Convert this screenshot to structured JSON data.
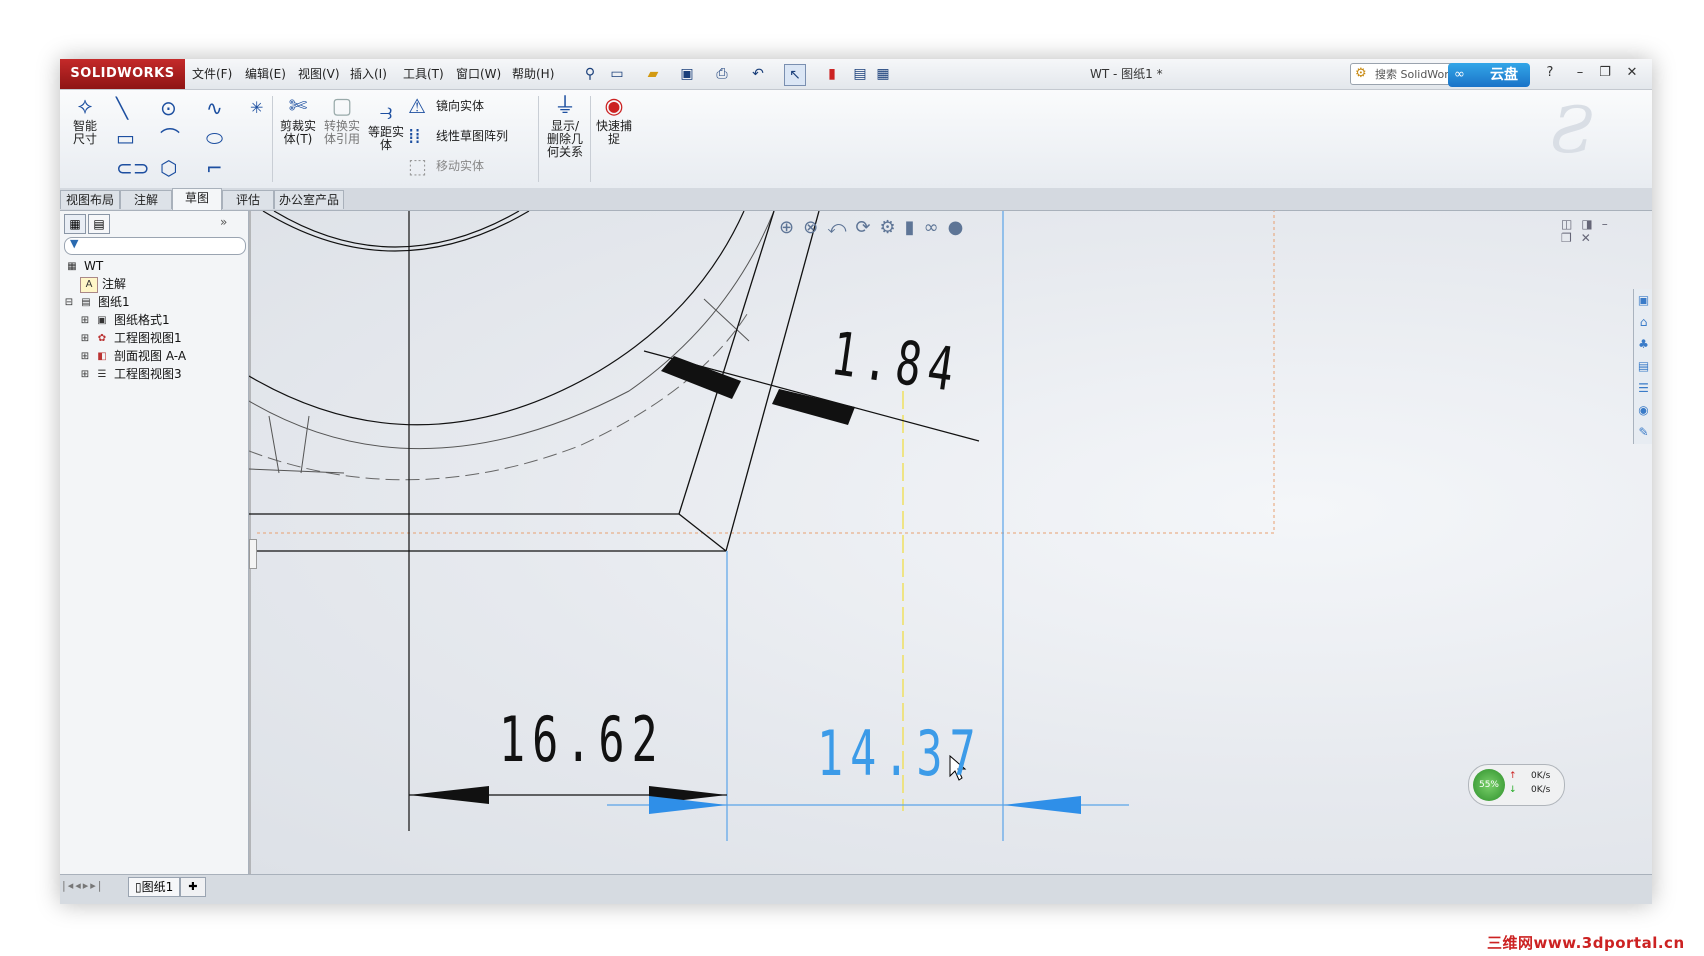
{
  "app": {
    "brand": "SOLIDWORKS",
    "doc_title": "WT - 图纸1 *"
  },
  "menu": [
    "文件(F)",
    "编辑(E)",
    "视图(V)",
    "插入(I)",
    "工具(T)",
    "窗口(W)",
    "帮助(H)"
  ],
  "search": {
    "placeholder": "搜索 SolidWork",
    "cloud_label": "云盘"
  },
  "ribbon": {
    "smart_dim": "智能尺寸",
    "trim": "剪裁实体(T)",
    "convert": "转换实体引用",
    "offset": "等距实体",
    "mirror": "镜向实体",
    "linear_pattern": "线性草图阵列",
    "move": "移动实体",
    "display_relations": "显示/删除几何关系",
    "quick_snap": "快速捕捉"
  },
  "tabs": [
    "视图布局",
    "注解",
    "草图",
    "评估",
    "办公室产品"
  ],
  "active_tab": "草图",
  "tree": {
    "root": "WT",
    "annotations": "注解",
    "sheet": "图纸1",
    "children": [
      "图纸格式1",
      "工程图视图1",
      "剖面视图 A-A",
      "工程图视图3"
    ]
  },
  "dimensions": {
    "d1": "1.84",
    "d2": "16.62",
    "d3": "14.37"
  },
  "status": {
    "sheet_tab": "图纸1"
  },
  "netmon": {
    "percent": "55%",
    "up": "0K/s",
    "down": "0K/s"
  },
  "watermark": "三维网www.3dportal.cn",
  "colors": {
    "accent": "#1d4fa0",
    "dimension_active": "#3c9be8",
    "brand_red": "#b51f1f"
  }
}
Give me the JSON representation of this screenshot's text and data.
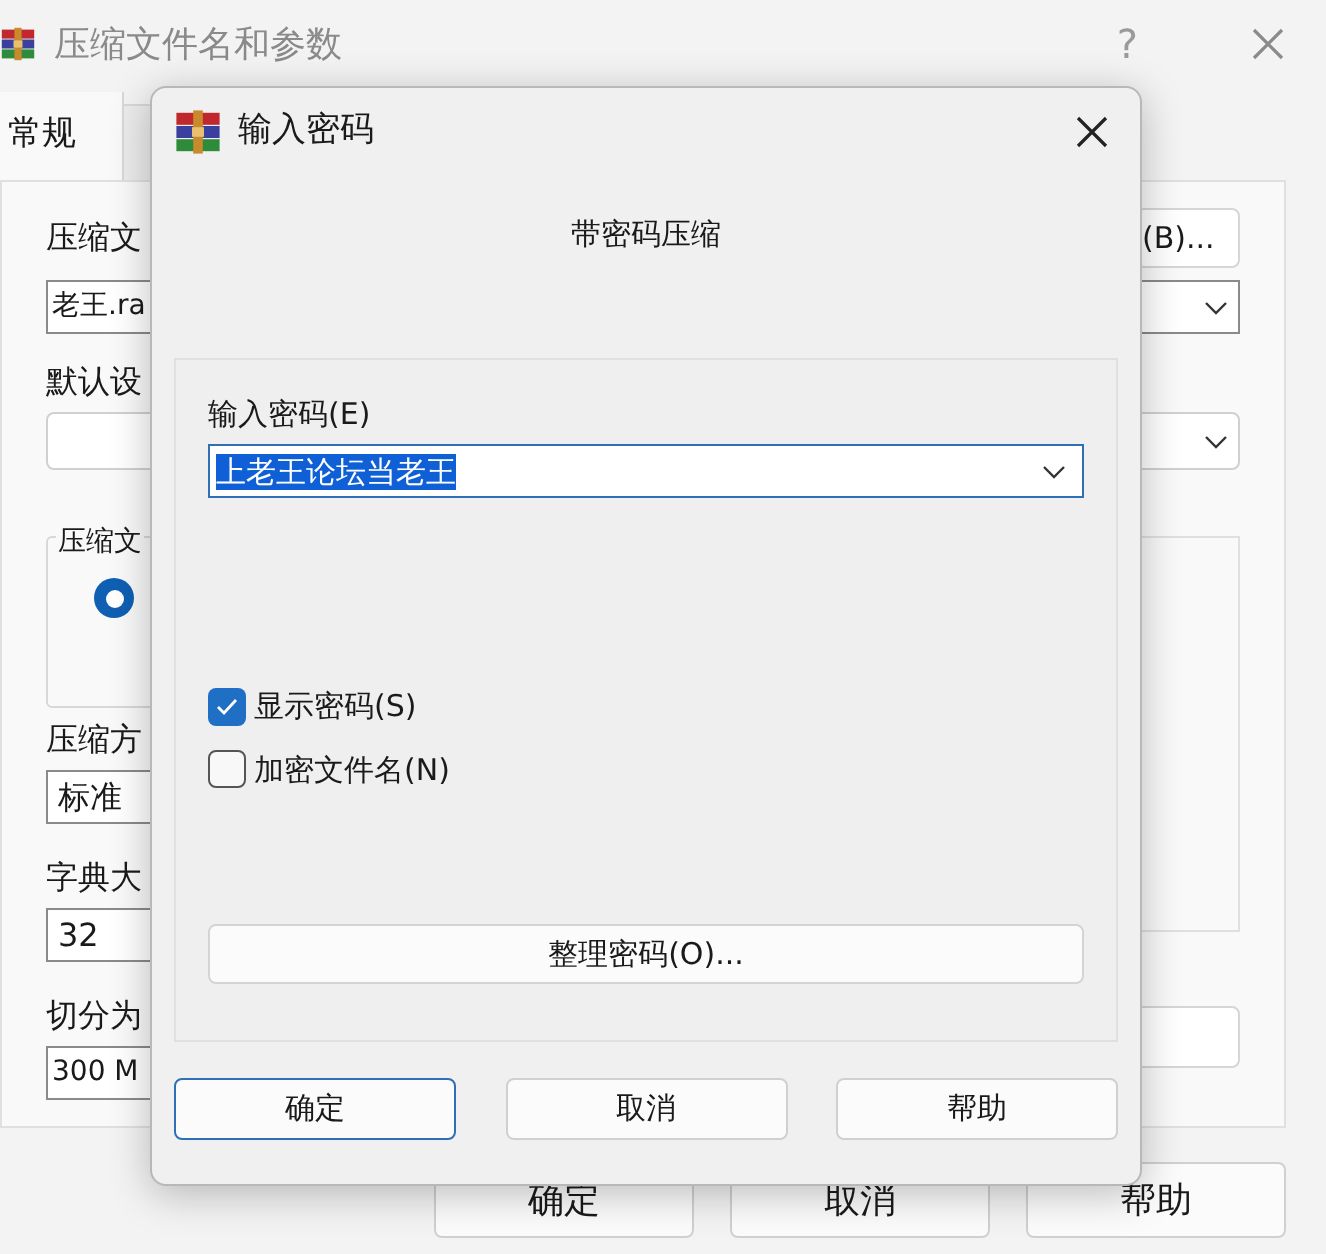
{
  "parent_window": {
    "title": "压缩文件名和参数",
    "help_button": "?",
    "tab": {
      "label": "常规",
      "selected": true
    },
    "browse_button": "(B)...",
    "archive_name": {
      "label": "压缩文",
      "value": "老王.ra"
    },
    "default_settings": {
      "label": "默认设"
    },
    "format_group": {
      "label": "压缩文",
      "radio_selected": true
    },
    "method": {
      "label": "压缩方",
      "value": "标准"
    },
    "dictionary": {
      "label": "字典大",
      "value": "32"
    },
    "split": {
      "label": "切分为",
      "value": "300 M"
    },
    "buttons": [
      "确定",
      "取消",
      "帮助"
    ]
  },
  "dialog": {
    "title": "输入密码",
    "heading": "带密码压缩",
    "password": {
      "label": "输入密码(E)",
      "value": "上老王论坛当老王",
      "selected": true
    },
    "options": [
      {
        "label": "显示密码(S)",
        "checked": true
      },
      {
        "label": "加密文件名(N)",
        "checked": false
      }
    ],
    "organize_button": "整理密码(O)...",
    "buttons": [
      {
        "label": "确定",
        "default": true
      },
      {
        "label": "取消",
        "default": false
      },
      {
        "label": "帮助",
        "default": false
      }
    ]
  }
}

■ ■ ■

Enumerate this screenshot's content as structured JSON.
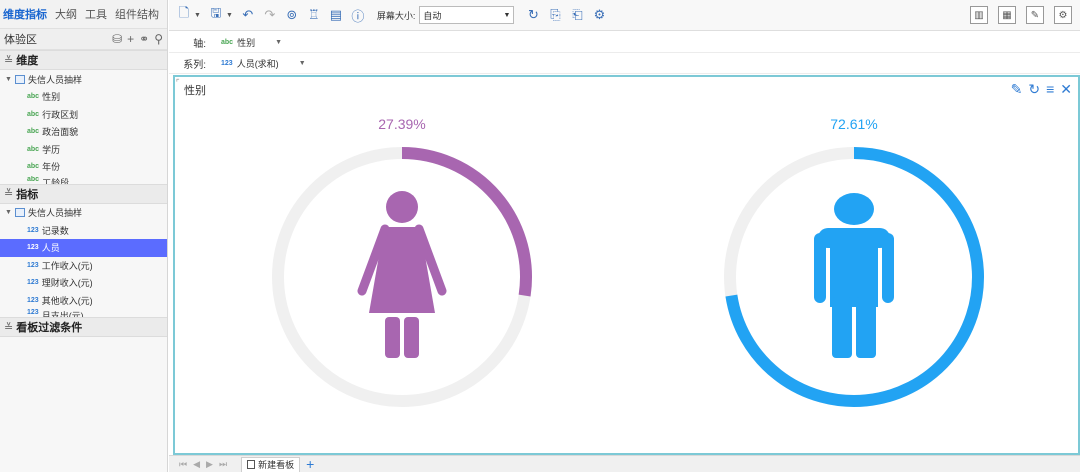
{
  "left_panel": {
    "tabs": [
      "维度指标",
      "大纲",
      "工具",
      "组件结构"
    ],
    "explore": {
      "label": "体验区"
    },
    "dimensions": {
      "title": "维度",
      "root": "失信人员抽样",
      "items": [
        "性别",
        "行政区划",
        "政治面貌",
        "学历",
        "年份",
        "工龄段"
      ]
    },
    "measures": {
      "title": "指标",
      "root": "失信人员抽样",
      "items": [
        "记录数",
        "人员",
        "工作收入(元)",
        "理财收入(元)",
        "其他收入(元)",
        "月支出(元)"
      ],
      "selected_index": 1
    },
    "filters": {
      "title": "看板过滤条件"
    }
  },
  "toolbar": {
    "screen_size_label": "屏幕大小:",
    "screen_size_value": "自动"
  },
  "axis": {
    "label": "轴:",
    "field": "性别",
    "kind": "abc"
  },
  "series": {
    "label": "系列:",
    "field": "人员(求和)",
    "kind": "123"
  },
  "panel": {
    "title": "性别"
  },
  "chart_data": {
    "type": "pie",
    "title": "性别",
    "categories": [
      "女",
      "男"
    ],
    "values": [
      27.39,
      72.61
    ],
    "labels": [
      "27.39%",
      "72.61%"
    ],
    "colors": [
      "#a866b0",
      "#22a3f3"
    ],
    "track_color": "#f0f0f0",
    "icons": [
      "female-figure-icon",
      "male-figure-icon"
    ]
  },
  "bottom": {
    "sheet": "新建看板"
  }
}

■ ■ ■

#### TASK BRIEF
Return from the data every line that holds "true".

#### TASK SOLUTION
      "selected": true
      "radio_selected": true
      "selected": true
        "checked": true
        "default": true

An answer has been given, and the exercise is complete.